When Emilia De Simone thinks of how companies should compensate for sales in the cloud space, it’s not about moving from an old model to a new one.
The principal consultant at Sales Incentive Solutions said it’s about accepting that the old models, which have remained the same for decades, maybe a century, are first no longer a one-fits-all and second, must now adapt constantly.
“So as some of these guys get bigger, maybe they should be looking at compensation as something they need to manage and put more resources behind,” De Simone said, referring to a room of solution providers. She was speaking at a workshop entitled Effectively Compensating for Sales in the Cloud World, held by CDN at its annual Channel Elite Awards.
“I think that’s going to be a big shift for some of these guys,” she said.
Naturally, there are challenges associated with a move as big as this.

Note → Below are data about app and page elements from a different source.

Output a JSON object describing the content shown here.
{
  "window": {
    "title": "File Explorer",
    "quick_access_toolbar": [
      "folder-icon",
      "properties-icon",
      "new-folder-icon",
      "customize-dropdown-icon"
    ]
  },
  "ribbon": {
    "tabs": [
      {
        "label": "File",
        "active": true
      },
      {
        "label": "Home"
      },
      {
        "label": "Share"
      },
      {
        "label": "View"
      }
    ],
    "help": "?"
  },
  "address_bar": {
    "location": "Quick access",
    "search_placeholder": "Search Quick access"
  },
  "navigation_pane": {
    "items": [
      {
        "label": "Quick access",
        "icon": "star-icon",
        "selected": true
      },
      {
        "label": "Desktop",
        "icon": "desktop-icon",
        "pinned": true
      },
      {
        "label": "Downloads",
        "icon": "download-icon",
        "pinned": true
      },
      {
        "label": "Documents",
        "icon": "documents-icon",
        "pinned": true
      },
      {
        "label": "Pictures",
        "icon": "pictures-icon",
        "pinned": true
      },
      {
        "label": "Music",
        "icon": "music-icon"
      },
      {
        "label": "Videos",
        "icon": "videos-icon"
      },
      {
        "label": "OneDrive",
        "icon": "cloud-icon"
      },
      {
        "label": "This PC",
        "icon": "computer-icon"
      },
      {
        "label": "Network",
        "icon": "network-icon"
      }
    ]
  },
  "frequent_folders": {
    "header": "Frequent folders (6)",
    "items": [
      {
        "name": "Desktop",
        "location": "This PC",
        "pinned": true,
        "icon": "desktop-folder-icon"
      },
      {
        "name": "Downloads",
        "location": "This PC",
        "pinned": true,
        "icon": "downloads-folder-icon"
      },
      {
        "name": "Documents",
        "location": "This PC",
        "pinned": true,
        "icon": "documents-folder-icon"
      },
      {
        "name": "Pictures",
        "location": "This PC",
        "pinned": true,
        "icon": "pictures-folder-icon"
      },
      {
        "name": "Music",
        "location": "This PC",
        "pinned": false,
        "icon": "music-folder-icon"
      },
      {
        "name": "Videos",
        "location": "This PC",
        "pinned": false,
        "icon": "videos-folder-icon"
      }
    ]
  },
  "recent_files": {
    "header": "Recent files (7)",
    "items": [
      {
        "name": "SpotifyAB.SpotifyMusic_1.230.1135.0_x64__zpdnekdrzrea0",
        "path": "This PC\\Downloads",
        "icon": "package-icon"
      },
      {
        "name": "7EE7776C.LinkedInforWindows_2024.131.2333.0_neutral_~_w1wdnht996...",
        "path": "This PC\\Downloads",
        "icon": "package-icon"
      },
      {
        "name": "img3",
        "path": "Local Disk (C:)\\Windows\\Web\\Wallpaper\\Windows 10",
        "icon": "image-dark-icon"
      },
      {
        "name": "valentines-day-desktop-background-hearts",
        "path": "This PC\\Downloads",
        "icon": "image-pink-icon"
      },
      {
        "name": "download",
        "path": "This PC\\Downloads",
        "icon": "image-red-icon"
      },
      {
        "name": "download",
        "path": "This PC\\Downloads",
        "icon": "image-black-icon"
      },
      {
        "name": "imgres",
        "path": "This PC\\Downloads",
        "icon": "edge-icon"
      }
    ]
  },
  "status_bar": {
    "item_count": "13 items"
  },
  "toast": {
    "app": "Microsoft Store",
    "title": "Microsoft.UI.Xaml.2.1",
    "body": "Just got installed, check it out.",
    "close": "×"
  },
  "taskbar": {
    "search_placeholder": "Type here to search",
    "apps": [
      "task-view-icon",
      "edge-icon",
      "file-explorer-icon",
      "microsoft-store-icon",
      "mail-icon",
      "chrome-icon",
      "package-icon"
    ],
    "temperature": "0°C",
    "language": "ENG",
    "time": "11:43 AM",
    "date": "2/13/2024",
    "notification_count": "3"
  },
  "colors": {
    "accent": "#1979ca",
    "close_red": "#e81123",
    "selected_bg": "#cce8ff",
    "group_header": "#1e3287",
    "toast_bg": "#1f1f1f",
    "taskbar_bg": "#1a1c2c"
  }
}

Service providers today are already fumbling between the one-time commission model, the staple of the on-premise era, and new models that somehow encompass incentives for both upfront client acquisition and subsequent monthly account management.
This requires fluidity, De Simone said, something that may still be lacking for the channel.
A big piece, here, De Simone said, was that companies need to ensure that incentive opportunity is the same or greater than previous models.
This may involve lowering the value of the initial sale but ensuring that it can be made up over the course of the subscription (often a year), such as in a 60 to 40 per cent ratio, and building the revenue that the sales rep is being paid for into the targets of the following year.
“Based on the people in the room, this movement towards Target Total Compensation (TTC) and having a variable structure, I think some of them just aren’t quite there,” she said. De Simone explained that, given the prevalence of cloud today, one would think that these kinds of models would be more commonplace.
Nevertheless, she says, there are companies, there are smaller companies who have adapted these practices for three years or more, whereas larger businesses who are more in tune with industry shifts have been phasing similar practices in for a long time.
That is not to say that larger organizations can’t learn from smaller ones, however, especially in the area of simplicity.
To De Simone, a company with 200 sales people tends to believe it needs a complex sales plan.
Similarly, she has seen disasters where plans was not properly explained.
“An average plan communicated well will outperform a great plan that is not communicated well,” she said.
Other strategies that she would recommend to the channel include:
- When moving from on-premise to cloud, targets need to be adjusted, usually downward and in the beginning, the cost of sales goes up
- A sales person will dissect every plan and every word to understand how to extract every penny
- That being said, sales plans need to align with sales reps. This is an area that De Simone says companies do badly. Sales managers are often not being paid the same way as the reps. Companies often have eight or more measures, and should really narrow them down to four at most
- Knowing your market and competition. Companies should consider getting together and sharing strategies
- Auditing plans on an ongoing basis will ensure it works well